The crash is head on, a loud noise and then silence.

Lights down.

Lights up.

Goddard emerges from his car, shaken and cut, but walking. Mo Yan, in the same condition, lifts himself from the pavement. Both gently drag their respective passengers, limp, from their vehicles, and prop them up on the fountain, next to one another.

The two old artists glare at each other, rage slowly changing to bleary recognition. They shake hands. Glancing left and right, they limp off, arm and arm, eager to avoid scandal.

The stage is quiet. Finally, the Cyclist comes to and tries to stand, but his wounds are grievous. Looking to his left, he sees the Dumpling Maker. He reaches out to stroke her hair, and she wakes, but also cannot rise. Instead, they slump together, dying. The Cyclist reaches up and removes his helmet. Then, he pulls off the Dumpling Maker's wig. His nose is suddenly assaulted by the delicious smell. Weeping, he buries his nose in her hair. Weakly, she reaches up to caress his bird-like head.

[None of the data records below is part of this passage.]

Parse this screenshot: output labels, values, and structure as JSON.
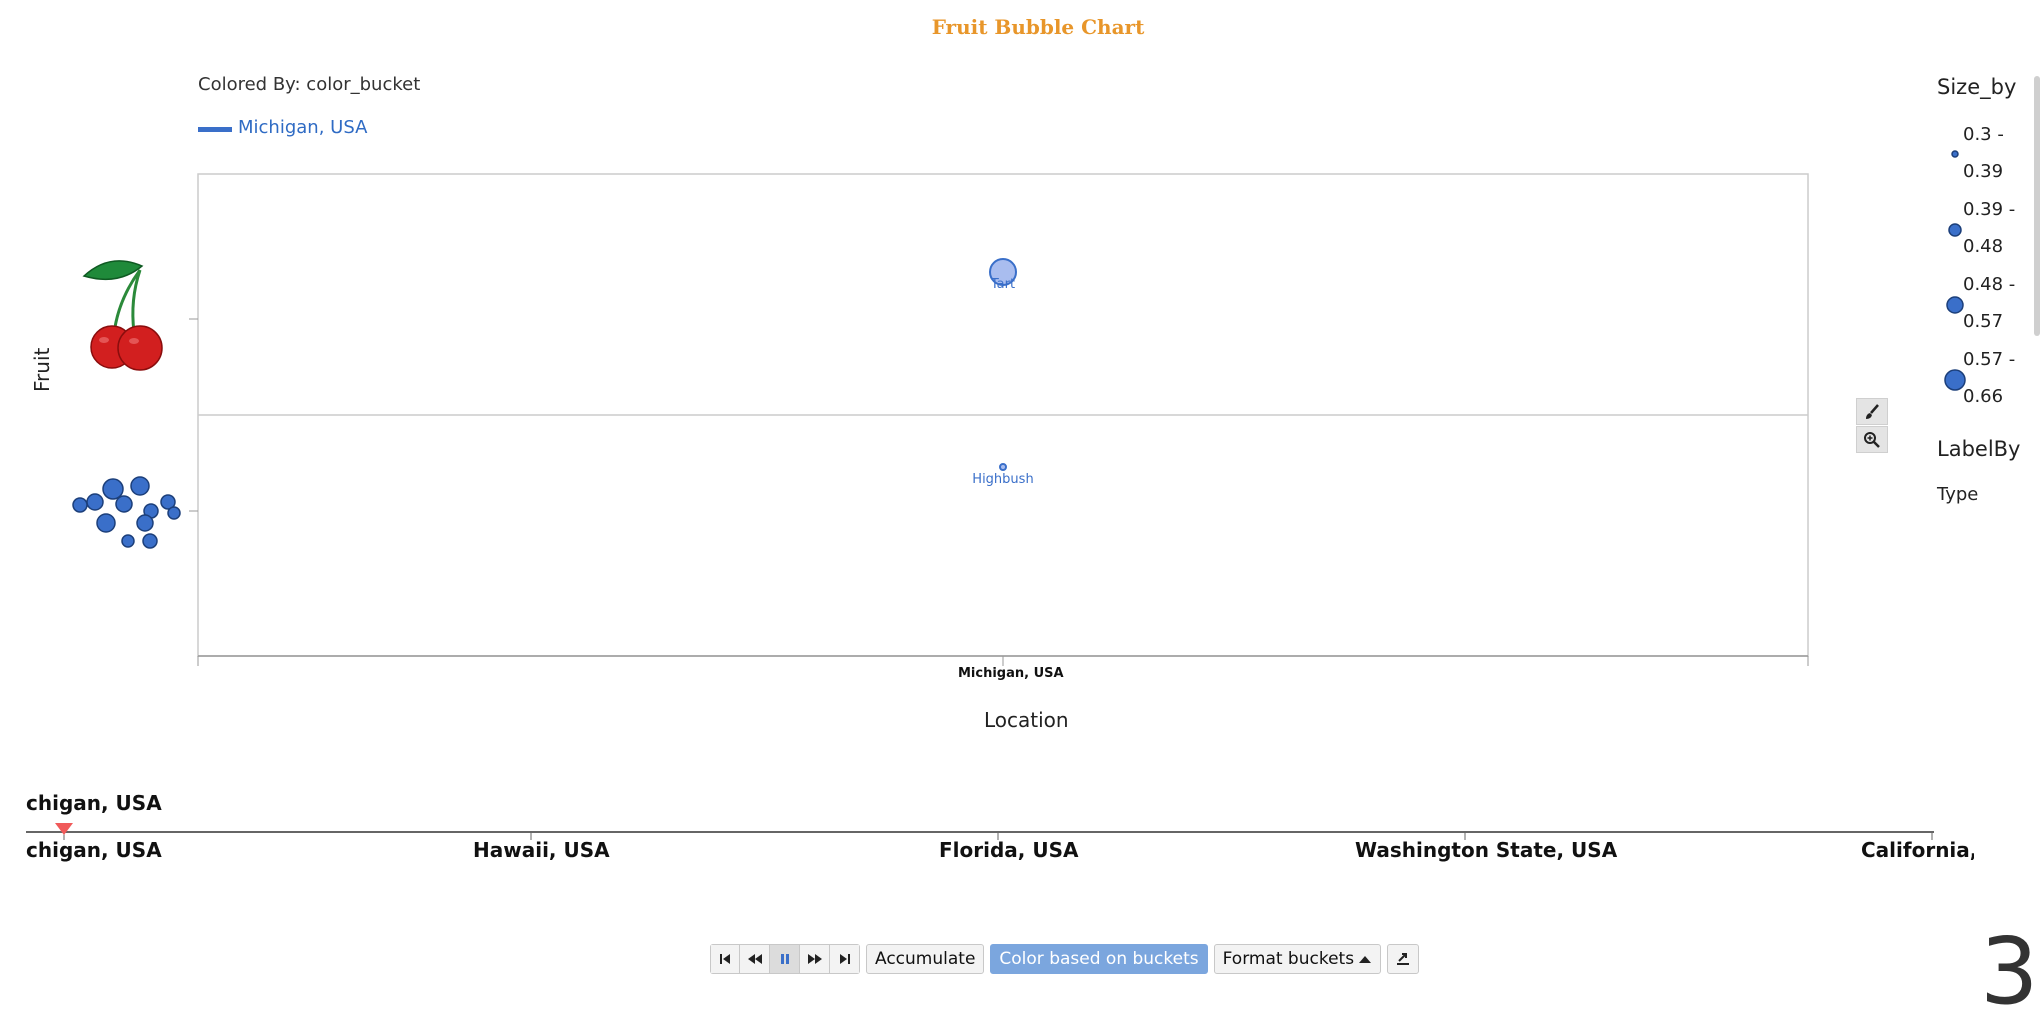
{
  "title": "Fruit Bubble Chart",
  "colored_by": "Colored By: color_bucket",
  "legend": {
    "series_label": "Michigan, USA",
    "series_color": "#3a6fc9"
  },
  "size_legend": {
    "title": "Size_by",
    "ranges": [
      {
        "line1": "0.3 -",
        "line2": "0.39"
      },
      {
        "line1": "0.39 -",
        "line2": "0.48"
      },
      {
        "line1": "0.48 -",
        "line2": "0.57"
      },
      {
        "line1": "0.57 -",
        "line2": "0.66"
      }
    ]
  },
  "label_legend": {
    "title": "LabelBy",
    "value": "Type"
  },
  "chart_data": {
    "type": "scatter",
    "title": "Fruit Bubble Chart",
    "xlabel": "Location",
    "ylabel": "Fruit",
    "x_categories": [
      "Michigan, USA"
    ],
    "y_categories": [
      "Cherry",
      "Blueberry"
    ],
    "y_category_icons": [
      "cherry-icon",
      "blueberry-icon"
    ],
    "points": [
      {
        "x": "Michigan, USA",
        "y": "Cherry",
        "label": "Tart",
        "size_bucket": "0.57 - 0.66"
      },
      {
        "x": "Michigan, USA",
        "y": "Blueberry",
        "label": "Highbush",
        "size_bucket": "0.3 - 0.39"
      }
    ],
    "bubble_color": "#a9bdef",
    "grid": true
  },
  "timeline": {
    "current": "chigan, USA",
    "labels": [
      "chigan, USA",
      "Hawaii, USA",
      "Florida, USA",
      "Washington State, USA",
      "California, U"
    ],
    "marker_color": "#f05a5a"
  },
  "controls": {
    "accumulate": "Accumulate",
    "color_buckets": "Color based on buckets",
    "format_buckets": "Format buckets"
  },
  "frame_number": "3"
}
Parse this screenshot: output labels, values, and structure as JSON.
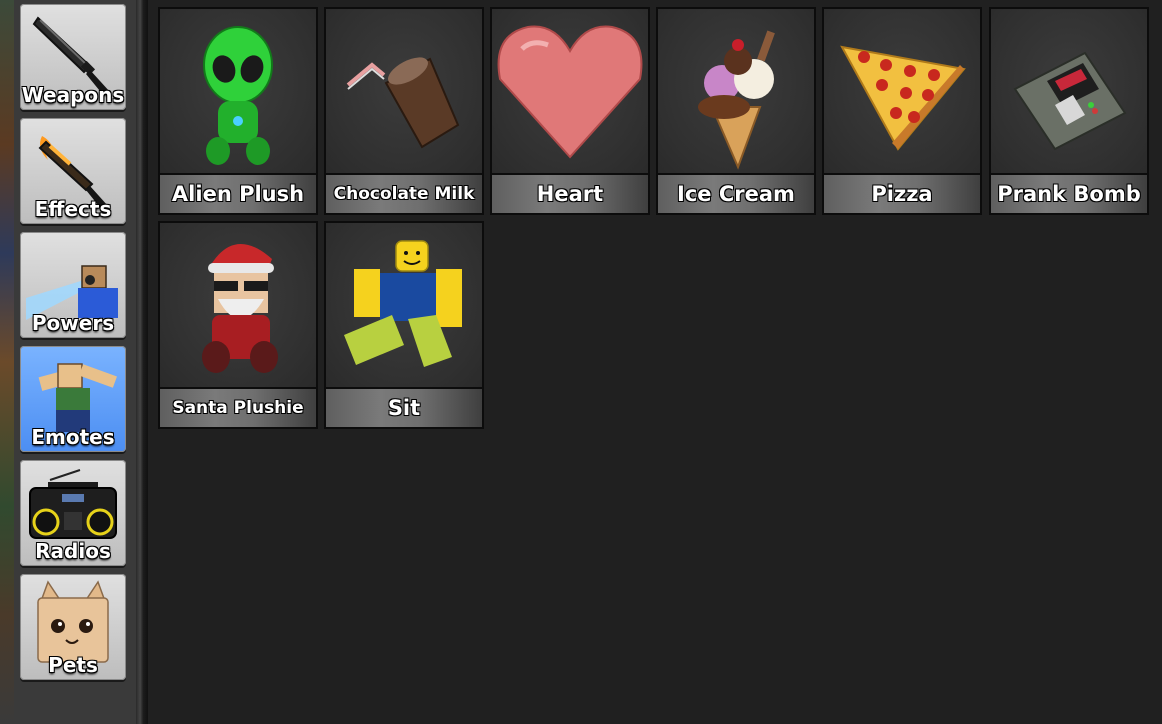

The two never-met lovers die in each other's arms.

Lights down.

Suddenly, we hear another crash, not as severe as the first.

Lights up.

A paddy wagon now rests against the fountain, having swerved to avoid the accident. As the guards emerge from the front to investigate, the cast of Seven Brides sneaks out the open back, along with the bruised Prostitute.

The last to leave is the Young Man, who stops for a moment to look at the guards examining the dead couple. The Prostitute returns to draw him away. She's urgent, knowing what he faces if recaptured. With a motion of regret, the Young Man flies from the scene, and to freedom.